_Activity_
Here are some records; quote them exactly, leaving out the pictures.

BEGIN Information provided

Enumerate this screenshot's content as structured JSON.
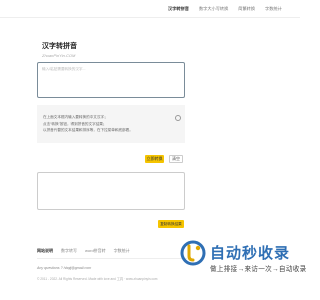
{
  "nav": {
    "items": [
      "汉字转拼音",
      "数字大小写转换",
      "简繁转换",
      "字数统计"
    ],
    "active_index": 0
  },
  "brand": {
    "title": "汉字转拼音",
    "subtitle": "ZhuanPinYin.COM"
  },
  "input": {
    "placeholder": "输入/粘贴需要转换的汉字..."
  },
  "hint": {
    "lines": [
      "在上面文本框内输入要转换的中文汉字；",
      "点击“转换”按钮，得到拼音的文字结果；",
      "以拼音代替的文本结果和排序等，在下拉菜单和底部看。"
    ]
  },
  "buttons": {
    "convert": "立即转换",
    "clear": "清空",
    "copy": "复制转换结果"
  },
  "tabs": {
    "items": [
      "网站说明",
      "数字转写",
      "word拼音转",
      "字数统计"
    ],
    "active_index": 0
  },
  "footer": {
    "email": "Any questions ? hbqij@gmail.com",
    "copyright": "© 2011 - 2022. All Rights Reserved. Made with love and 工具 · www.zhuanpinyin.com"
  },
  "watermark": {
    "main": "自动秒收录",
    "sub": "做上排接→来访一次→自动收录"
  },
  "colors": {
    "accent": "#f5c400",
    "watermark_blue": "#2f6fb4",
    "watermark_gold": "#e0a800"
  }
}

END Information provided

_Response area_
Enumerate this screenshot's content as structured JSON.
{
  "nav": {
    "items": [
      "汉字转拼音",
      "数字大小写转换",
      "简繁转换",
      "字数统计"
    ],
    "active_index": 0
  },
  "brand": {
    "title": "汉字转拼音",
    "subtitle": "ZhuanPinYin.COM"
  },
  "input": {
    "placeholder": "输入/粘贴需要转换的汉字..."
  },
  "hint": {
    "lines": [
      "在上面文本框内输入要转换的中文汉字；",
      "点击“转换”按钮，得到拼音的文字结果；",
      "以拼音代替的文本结果和排序等，在下拉菜单和底部看。"
    ]
  },
  "buttons": {
    "convert": "立即转换",
    "clear": "清空",
    "copy": "复制转换结果"
  },
  "tabs": {
    "items": [
      "网站说明",
      "数字转写",
      "word拼音转",
      "字数统计"
    ],
    "active_index": 0
  },
  "footer": {
    "email": "Any questions ? hbqij@gmail.com",
    "copyright": "© 2011 - 2022. All Rights Reserved. Made with love and 工具 · www.zhuanpinyin.com"
  },
  "watermark": {
    "main": "自动秒收录",
    "sub": "做上排接→来访一次→自动收录"
  },
  "colors": {
    "accent": "#f5c400",
    "watermark_blue": "#2f6fb4",
    "watermark_gold": "#e0a800"
  }
}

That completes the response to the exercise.